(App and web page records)
......
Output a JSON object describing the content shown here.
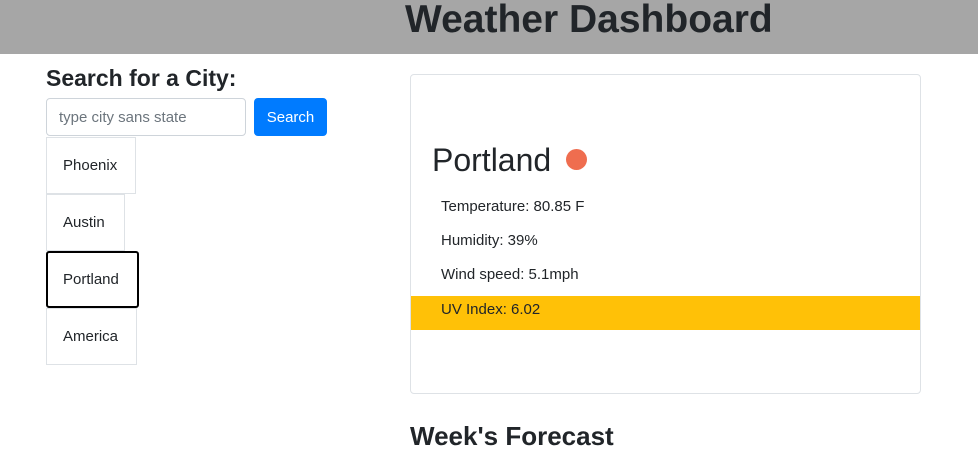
{
  "header": {
    "title": "Weather Dashboard"
  },
  "search": {
    "heading": "Search for a City:",
    "placeholder": "type city sans state",
    "value": "",
    "button_label": "Search"
  },
  "city_list": [
    {
      "label": "Phoenix",
      "active": false
    },
    {
      "label": "Austin",
      "active": false
    },
    {
      "label": "Portland",
      "active": true
    },
    {
      "label": "America",
      "active": false
    }
  ],
  "current": {
    "city": "Portland",
    "weather_icon": "weather-dot-icon",
    "temperature": "Temperature: 80.85 F",
    "humidity": "Humidity: 39%",
    "wind": "Wind speed: 5.1mph",
    "uv": "UV Index: 6.02"
  },
  "forecast": {
    "heading": "Week's Forecast"
  },
  "colors": {
    "header_bg": "#a6a6a6",
    "primary": "#007bff",
    "uv_warning": "#ffc107",
    "weather_icon": "#ef6d4f"
  }
}
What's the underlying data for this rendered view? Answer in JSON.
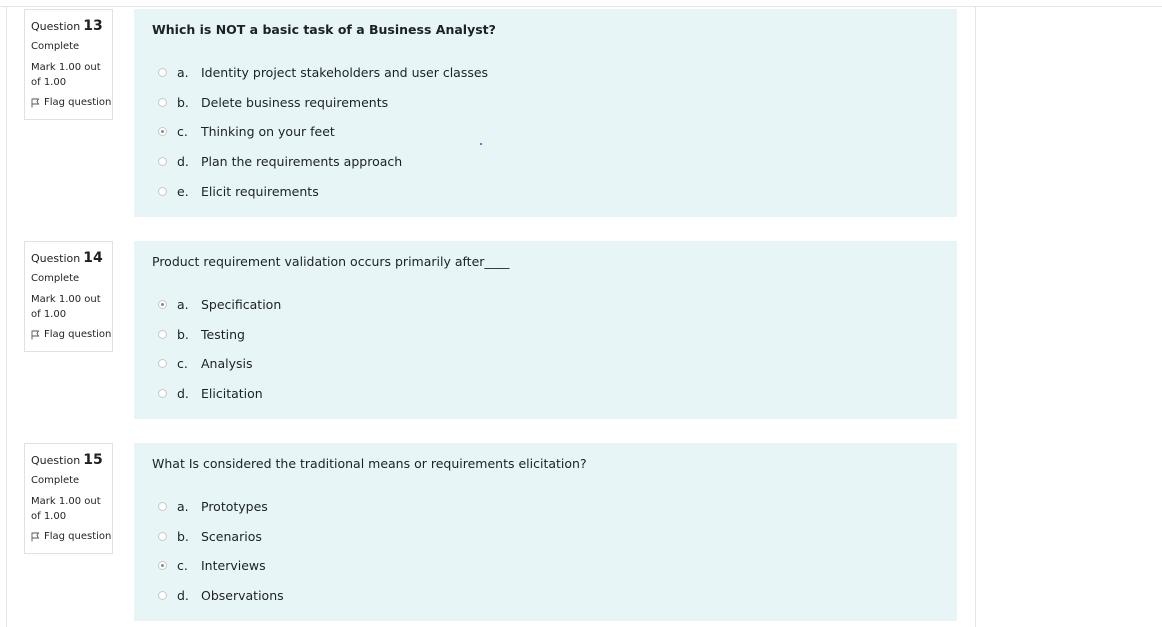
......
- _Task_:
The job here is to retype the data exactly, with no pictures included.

- _Worked solution_:
Output a JSON object describing the content shown here.
{
  "header": {
    "title": "Weather Dashboard"
  },
  "search": {
    "heading": "Search for a City:",
    "placeholder": "type city sans state",
    "value": "",
    "button_label": "Search"
  },
  "city_list": [
    {
      "label": "Phoenix",
      "active": false
    },
    {
      "label": "Austin",
      "active": false
    },
    {
      "label": "Portland",
      "active": true
    },
    {
      "label": "America",
      "active": false
    }
  ],
  "current": {
    "city": "Portland",
    "weather_icon": "weather-dot-icon",
    "temperature": "Temperature: 80.85 F",
    "humidity": "Humidity: 39%",
    "wind": "Wind speed: 5.1mph",
    "uv": "UV Index: 6.02"
  },
  "forecast": {
    "heading": "Week's Forecast"
  },
  "colors": {
    "header_bg": "#a6a6a6",
    "primary": "#007bff",
    "uv_warning": "#ffc107",
    "weather_icon": "#ef6d4f"
  }
}
What's the underlying data for this rendered view? Answer in JSON.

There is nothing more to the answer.